Wearing grotesque masks and with their bodies covered in grey clay, four “Mud Men” from the Asaro Valley in Papua New Guinea’s Eastern Highlands dance slowly in the mist, long bamboo tubes extending from their fingers.
The ghostly dance took place not in their native Komunive village, but at the Australian Museum in Sydney on Thursday.
It was their first sojourn outside PNG to share their passion for crafting the “holosa” mud masks — considered as one of the key cultural traditions of the country’s remote highland region.
The masks have different origin stories from the late 1800s, the museum collections officer Yvonne Carrillo-Huffman told AFP. Some say they stem from the villagers’ desire to intimidate enemies with their macabre appearances.
The masks have evolved to become heavy and thick headdresses that can be worn for only a few minutes as part of brief cultural performances.
The rare appearance of the “Mud Men” outside PNG was part of the museum’s move to acquire several masks for its Pacific collection, Carrillo-Huffman added.
Jim Gahiye, 51, said he had been making the masks for several decades and sculpted up to 70 each year.
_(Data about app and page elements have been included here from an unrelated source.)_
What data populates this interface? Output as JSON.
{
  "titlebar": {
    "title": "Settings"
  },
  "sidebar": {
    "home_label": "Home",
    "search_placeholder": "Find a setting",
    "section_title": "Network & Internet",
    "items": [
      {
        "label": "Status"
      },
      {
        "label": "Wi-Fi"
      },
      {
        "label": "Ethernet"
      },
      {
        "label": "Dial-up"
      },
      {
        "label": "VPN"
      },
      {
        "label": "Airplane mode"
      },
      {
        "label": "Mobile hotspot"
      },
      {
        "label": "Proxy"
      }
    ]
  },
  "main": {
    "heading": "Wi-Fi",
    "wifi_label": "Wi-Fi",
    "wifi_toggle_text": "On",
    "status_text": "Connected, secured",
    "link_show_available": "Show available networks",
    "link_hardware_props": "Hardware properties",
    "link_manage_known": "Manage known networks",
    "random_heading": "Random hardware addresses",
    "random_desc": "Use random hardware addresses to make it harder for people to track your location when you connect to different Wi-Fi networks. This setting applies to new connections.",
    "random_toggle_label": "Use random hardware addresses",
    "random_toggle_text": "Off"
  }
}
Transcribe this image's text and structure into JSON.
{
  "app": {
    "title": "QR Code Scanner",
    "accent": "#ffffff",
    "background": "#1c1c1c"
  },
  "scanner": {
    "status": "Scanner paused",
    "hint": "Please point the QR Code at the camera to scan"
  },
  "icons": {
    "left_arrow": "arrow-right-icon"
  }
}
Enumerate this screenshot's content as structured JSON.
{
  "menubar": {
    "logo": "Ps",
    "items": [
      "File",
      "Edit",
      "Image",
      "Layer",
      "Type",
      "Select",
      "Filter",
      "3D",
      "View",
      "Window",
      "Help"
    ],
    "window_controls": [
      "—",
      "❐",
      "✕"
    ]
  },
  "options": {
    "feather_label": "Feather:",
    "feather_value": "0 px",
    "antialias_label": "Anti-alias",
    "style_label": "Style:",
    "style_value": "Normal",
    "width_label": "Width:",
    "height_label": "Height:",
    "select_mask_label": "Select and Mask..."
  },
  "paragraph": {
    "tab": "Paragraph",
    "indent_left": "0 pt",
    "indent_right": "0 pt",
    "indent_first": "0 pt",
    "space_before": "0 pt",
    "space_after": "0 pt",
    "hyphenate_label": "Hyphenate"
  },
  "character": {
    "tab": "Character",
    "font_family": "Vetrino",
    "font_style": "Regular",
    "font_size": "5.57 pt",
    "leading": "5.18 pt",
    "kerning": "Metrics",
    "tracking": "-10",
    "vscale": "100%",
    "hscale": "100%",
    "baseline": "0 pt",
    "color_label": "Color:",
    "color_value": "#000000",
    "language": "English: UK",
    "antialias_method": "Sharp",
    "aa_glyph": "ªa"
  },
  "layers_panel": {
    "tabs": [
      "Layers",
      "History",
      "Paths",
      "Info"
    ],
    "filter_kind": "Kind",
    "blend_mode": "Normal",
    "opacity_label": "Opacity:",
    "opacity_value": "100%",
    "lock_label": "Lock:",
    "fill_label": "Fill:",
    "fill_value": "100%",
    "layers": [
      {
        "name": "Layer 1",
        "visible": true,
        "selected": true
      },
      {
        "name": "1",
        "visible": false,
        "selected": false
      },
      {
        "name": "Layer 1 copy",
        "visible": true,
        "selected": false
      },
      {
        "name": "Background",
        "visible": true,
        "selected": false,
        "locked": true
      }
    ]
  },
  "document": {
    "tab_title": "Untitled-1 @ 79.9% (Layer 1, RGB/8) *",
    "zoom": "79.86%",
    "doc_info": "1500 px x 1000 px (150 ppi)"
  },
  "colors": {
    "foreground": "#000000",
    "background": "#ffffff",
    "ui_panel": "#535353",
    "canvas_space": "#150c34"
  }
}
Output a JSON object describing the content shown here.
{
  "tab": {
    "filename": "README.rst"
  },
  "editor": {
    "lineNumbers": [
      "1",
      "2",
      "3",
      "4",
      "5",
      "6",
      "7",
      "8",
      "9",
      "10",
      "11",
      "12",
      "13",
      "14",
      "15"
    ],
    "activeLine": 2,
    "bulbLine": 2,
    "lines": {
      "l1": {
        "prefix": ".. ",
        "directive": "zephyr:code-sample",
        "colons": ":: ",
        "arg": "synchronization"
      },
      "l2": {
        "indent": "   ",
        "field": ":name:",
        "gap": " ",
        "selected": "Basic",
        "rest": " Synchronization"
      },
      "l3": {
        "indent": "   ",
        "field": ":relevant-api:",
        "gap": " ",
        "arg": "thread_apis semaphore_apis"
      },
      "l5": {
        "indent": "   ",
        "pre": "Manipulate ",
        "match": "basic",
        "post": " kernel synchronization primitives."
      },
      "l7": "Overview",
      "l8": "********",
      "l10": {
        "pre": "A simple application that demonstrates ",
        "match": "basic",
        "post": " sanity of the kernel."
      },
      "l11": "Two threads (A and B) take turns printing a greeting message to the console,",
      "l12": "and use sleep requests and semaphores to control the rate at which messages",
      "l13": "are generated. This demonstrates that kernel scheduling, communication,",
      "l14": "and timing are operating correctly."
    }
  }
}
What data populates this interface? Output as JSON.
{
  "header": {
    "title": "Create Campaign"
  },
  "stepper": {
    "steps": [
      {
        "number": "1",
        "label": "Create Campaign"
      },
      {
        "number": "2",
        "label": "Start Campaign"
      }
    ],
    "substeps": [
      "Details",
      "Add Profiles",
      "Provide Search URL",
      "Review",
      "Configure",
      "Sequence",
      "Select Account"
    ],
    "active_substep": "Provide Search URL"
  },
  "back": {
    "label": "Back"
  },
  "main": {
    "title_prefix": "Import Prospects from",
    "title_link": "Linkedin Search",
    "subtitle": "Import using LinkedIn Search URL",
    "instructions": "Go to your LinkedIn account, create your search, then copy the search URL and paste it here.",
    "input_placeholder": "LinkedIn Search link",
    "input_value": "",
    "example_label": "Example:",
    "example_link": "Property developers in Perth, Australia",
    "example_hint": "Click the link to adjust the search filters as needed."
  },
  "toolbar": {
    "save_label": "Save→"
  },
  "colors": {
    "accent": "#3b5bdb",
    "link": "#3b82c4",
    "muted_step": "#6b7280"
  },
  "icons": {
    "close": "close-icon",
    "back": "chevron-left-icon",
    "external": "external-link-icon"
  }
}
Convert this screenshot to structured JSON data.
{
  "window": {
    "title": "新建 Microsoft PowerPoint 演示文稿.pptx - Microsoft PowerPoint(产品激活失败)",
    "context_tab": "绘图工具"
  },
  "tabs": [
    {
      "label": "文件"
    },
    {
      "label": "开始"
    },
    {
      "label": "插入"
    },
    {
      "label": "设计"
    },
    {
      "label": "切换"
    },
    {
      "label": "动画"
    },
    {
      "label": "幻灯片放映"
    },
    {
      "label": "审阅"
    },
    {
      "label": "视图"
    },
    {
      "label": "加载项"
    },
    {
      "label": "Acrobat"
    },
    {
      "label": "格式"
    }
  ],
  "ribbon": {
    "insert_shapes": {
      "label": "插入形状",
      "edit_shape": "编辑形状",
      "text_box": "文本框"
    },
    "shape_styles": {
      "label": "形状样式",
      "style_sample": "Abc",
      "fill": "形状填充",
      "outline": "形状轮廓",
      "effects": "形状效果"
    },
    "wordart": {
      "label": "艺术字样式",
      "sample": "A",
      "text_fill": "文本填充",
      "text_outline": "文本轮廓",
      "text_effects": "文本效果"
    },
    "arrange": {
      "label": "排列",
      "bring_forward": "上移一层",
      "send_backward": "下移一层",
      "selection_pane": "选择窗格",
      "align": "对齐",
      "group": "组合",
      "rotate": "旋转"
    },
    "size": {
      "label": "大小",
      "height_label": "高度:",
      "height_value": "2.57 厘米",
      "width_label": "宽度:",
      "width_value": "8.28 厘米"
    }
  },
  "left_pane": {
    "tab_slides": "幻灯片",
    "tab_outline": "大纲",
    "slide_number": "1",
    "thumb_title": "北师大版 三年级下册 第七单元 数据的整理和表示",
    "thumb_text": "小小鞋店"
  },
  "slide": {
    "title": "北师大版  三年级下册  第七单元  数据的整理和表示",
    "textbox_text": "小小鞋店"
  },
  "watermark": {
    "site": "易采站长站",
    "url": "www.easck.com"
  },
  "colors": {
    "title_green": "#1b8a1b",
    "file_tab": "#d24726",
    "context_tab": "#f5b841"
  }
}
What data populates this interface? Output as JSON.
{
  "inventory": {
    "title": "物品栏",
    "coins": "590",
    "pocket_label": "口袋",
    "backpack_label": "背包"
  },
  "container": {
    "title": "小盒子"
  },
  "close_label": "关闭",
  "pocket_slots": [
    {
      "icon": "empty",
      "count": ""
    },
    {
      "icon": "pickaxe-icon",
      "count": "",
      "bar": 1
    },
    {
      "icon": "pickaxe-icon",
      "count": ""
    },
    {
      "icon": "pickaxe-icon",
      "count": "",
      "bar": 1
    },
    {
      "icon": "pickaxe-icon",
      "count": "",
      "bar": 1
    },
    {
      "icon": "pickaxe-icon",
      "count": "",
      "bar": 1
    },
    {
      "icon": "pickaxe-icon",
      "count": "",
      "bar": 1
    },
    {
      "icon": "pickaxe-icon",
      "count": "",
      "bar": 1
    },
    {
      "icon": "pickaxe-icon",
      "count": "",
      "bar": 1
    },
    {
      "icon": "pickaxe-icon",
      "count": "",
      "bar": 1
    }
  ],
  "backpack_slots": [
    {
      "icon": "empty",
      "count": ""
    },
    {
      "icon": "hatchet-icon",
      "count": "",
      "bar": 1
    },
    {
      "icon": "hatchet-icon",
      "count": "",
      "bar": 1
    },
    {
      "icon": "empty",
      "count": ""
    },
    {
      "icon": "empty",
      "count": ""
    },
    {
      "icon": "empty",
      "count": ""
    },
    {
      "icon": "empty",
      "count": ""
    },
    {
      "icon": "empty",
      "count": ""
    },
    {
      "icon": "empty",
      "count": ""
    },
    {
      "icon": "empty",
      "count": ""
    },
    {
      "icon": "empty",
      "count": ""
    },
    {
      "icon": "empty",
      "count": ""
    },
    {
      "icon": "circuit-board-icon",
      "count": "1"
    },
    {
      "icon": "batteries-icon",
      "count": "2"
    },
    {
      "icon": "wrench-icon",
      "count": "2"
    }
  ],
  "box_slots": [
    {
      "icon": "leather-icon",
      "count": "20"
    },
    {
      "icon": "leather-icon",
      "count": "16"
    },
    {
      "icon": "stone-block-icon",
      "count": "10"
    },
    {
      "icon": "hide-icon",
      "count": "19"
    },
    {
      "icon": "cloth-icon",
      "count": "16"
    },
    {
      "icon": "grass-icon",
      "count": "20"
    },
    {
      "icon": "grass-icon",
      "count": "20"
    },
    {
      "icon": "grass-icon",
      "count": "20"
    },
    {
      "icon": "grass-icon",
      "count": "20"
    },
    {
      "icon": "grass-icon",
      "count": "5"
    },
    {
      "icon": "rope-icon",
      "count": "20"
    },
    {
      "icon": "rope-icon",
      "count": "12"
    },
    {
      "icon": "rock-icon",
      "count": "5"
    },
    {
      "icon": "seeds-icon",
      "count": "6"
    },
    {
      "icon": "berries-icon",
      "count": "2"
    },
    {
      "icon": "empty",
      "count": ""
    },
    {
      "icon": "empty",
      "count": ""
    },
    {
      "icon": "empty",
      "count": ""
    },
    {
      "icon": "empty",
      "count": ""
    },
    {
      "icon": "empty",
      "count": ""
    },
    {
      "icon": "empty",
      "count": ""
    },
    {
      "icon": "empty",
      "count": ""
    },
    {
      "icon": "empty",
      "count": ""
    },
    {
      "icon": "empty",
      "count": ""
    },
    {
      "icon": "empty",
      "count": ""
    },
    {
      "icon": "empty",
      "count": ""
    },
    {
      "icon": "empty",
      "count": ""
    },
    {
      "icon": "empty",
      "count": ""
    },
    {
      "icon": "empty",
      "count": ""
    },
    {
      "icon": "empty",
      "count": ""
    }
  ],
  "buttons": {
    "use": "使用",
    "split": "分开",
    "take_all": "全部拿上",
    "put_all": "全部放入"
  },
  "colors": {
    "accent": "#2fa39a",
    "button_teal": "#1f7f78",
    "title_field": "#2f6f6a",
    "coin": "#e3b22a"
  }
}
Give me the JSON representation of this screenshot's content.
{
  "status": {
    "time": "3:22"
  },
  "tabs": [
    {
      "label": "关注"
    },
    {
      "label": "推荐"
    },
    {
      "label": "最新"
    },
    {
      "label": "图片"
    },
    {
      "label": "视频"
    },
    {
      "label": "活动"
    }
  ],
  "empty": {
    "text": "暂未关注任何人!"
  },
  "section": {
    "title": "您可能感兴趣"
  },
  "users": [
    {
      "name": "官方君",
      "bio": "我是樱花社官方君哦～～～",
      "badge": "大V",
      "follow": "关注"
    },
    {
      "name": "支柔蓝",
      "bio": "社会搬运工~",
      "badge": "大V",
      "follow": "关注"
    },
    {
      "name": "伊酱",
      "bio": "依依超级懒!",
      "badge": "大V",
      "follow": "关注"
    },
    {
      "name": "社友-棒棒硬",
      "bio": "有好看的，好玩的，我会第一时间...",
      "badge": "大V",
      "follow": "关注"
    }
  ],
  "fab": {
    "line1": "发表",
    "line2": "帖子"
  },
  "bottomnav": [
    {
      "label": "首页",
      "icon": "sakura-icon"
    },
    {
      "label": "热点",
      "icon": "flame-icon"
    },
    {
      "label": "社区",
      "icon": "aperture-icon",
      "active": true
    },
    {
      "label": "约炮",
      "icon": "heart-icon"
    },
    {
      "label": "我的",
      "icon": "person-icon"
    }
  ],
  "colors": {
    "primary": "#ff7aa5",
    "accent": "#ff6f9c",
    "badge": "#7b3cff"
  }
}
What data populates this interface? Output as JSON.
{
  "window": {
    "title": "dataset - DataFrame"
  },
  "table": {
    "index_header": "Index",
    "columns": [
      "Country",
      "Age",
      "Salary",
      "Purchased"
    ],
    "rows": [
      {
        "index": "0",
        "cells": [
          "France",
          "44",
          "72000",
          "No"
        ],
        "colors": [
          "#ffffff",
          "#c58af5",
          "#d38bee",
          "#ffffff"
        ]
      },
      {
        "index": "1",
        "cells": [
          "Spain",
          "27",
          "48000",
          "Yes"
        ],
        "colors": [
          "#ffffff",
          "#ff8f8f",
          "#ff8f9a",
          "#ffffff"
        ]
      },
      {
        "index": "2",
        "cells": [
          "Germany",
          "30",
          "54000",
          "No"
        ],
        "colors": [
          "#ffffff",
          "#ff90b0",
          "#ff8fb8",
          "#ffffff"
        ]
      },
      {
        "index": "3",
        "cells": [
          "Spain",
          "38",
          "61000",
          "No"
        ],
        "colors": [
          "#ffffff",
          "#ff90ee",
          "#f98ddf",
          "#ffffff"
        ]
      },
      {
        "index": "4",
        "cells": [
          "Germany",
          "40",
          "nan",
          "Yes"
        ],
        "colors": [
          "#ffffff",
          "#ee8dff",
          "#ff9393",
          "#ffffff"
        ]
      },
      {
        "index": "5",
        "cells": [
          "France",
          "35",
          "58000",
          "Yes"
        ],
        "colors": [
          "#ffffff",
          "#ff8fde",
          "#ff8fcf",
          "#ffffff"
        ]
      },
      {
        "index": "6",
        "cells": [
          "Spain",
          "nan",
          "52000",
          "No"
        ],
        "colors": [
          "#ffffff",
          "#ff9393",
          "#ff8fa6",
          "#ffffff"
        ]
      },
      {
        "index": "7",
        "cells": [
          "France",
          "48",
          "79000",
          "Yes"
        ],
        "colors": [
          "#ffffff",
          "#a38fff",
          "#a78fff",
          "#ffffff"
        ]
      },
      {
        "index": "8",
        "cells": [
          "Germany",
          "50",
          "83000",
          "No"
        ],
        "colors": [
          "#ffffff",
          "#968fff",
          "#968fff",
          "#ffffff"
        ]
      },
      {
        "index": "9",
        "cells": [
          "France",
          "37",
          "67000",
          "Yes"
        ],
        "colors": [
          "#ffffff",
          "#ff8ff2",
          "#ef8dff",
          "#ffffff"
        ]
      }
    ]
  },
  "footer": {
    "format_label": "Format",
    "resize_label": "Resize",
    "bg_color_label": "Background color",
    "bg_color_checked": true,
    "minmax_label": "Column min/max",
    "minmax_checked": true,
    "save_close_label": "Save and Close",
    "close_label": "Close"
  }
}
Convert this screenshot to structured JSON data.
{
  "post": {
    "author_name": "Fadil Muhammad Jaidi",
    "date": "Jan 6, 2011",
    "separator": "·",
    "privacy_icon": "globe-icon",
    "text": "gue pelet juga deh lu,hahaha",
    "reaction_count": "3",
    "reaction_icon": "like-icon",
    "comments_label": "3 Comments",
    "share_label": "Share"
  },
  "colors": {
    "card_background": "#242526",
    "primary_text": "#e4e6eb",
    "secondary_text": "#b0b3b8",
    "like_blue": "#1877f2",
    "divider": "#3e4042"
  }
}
“One mask takes me four-and-a-half hours (to make),” he told AFP as he moulded one for the museum’s collection during his week-long visit to Sydney.
“I’m very happy because it’s my first time outside PNG.”